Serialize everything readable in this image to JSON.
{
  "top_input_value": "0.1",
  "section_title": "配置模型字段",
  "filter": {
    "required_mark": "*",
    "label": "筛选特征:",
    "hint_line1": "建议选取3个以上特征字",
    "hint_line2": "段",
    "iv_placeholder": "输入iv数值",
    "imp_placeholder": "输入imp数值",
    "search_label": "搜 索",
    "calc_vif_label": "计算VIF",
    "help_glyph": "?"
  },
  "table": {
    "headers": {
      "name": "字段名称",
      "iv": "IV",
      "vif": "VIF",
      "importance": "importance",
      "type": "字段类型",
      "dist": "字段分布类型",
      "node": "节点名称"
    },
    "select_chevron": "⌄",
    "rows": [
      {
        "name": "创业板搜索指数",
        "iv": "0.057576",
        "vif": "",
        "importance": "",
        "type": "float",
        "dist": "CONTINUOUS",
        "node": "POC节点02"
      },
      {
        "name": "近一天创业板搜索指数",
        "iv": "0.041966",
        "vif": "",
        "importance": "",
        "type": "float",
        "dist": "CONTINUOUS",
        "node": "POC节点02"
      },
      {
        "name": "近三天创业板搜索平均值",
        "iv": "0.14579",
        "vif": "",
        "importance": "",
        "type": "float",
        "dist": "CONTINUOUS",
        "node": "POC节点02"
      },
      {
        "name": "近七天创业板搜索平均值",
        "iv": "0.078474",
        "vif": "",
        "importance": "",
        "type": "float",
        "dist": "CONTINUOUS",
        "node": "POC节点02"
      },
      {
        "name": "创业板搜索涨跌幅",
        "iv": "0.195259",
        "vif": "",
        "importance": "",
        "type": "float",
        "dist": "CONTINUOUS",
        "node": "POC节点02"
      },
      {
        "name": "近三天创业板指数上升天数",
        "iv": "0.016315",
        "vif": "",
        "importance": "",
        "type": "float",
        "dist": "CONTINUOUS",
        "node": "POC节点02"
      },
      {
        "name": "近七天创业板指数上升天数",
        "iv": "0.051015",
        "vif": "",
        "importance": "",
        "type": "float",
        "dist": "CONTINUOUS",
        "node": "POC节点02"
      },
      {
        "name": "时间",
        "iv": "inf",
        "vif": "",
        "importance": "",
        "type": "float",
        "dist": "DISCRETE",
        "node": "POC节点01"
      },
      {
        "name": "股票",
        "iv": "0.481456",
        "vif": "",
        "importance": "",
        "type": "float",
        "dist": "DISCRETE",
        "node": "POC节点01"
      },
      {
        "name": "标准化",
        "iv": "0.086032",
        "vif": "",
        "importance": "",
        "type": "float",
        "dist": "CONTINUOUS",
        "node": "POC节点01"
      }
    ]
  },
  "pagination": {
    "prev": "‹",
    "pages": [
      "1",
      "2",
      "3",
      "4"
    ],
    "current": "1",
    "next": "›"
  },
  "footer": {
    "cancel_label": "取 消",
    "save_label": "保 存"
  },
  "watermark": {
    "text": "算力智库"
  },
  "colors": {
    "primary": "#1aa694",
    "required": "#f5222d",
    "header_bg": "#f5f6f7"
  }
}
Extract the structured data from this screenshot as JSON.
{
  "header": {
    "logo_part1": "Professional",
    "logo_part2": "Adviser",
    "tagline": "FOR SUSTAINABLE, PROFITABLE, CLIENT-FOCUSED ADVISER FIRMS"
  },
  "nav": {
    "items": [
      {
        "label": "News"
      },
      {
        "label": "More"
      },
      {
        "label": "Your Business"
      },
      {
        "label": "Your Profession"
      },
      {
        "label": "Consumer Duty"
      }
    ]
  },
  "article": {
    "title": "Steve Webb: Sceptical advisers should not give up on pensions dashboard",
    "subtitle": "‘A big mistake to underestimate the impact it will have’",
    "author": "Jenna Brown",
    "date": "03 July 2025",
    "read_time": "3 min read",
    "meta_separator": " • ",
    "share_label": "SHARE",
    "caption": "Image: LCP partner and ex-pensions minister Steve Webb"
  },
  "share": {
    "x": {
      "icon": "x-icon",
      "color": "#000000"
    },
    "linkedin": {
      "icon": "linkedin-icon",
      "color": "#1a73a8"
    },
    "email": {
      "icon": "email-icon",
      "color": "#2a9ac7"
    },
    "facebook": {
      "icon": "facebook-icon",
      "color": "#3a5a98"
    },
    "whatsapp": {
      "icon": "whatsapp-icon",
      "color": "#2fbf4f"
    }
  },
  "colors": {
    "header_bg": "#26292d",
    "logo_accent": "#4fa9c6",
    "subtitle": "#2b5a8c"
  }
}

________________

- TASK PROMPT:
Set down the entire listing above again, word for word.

- EXERCISE SOLUTION:
Serialize everything readable in this image to JSON.
{
  "top_input_value": "0.1",
  "section_title": "配置模型字段",
  "filter": {
    "required_mark": "*",
    "label": "筛选特征:",
    "hint_line1": "建议选取3个以上特征字",
    "hint_line2": "段",
    "iv_placeholder": "输入iv数值",
    "imp_placeholder": "输入imp数值",
    "search_label": "搜 索",
    "calc_vif_label": "计算VIF",
    "help_glyph": "?"
  },
  "table": {
    "headers": {
      "name": "字段名称",
      "iv": "IV",
      "vif": "VIF",
      "importance": "importance",
      "type": "字段类型",
      "dist": "字段分布类型",
      "node": "节点名称"
    },
    "select_chevron": "⌄",
    "rows": [
      {
        "name": "创业板搜索指数",
        "iv": "0.057576",
        "vif": "",
        "importance": "",
        "type": "float",
        "dist": "CONTINUOUS",
        "node": "POC节点02"
      },
      {
        "name": "近一天创业板搜索指数",
        "iv": "0.041966",
        "vif": "",
        "importance": "",
        "type": "float",
        "dist": "CONTINUOUS",
        "node": "POC节点02"
      },
      {
        "name": "近三天创业板搜索平均值",
        "iv": "0.14579",
        "vif": "",
        "importance": "",
        "type": "float",
        "dist": "CONTINUOUS",
        "node": "POC节点02"
      },
      {
        "name": "近七天创业板搜索平均值",
        "iv": "0.078474",
        "vif": "",
        "importance": "",
        "type": "float",
        "dist": "CONTINUOUS",
        "node": "POC节点02"
      },
      {
        "name": "创业板搜索涨跌幅",
        "iv": "0.195259",
        "vif": "",
        "importance": "",
        "type": "float",
        "dist": "CONTINUOUS",
        "node": "POC节点02"
      },
      {
        "name": "近三天创业板指数上升天数",
        "iv": "0.016315",
        "vif": "",
        "importance": "",
        "type": "float",
        "dist": "CONTINUOUS",
        "node": "POC节点02"
      },
      {
        "name": "近七天创业板指数上升天数",
        "iv": "0.051015",
        "vif": "",
        "importance": "",
        "type": "float",
        "dist": "CONTINUOUS",
        "node": "POC节点02"
      },
      {
        "name": "时间",
        "iv": "inf",
        "vif": "",
        "importance": "",
        "type": "float",
        "dist": "DISCRETE",
        "node": "POC节点01"
      },
      {
        "name": "股票",
        "iv": "0.481456",
        "vif": "",
        "importance": "",
        "type": "float",
        "dist": "DISCRETE",
        "node": "POC节点01"
      },
      {
        "name": "标准化",
        "iv": "0.086032",
        "vif": "",
        "importance": "",
        "type": "float",
        "dist": "CONTINUOUS",
        "node": "POC节点01"
      }
    ]
  },
  "pagination": {
    "prev": "‹",
    "pages": [
      "1",
      "2",
      "3",
      "4"
    ],
    "current": "1",
    "next": "›"
  },
  "footer": {
    "cancel_label": "取 消",
    "save_label": "保 存"
  },
  "watermark": {
    "text": "算力智库"
  },
  "colors": {
    "primary": "#1aa694",
    "required": "#f5222d",
    "header_bg": "#f5f6f7"
  }
}
Extract the structured data from this screenshot as JSON.
{
  "header": {
    "logo_part1": "Professional",
    "logo_part2": "Adviser",
    "tagline": "FOR SUSTAINABLE, PROFITABLE, CLIENT-FOCUSED ADVISER FIRMS"
  },
  "nav": {
    "items": [
      {
        "label": "News"
      },
      {
        "label": "More"
      },
      {
        "label": "Your Business"
      },
      {
        "label": "Your Profession"
      },
      {
        "label": "Consumer Duty"
      }
    ]
  },
  "article": {
    "title": "Steve Webb: Sceptical advisers should not give up on pensions dashboard",
    "subtitle": "‘A big mistake to underestimate the impact it will have’",
    "author": "Jenna Brown",
    "date": "03 July 2025",
    "read_time": "3 min read",
    "meta_separator": " • ",
    "share_label": "SHARE",
    "caption": "Image: LCP partner and ex-pensions minister Steve Webb"
  },
  "share": {
    "x": {
      "icon": "x-icon",
      "color": "#000000"
    },
    "linkedin": {
      "icon": "linkedin-icon",
      "color": "#1a73a8"
    },
    "email": {
      "icon": "email-icon",
      "color": "#2a9ac7"
    },
    "facebook": {
      "icon": "facebook-icon",
      "color": "#3a5a98"
    },
    "whatsapp": {
      "icon": "whatsapp-icon",
      "color": "#2fbf4f"
    }
  },
  "colors": {
    "header_bg": "#26292d",
    "logo_accent": "#4fa9c6",
    "subtitle": "#2b5a8c"
  }
}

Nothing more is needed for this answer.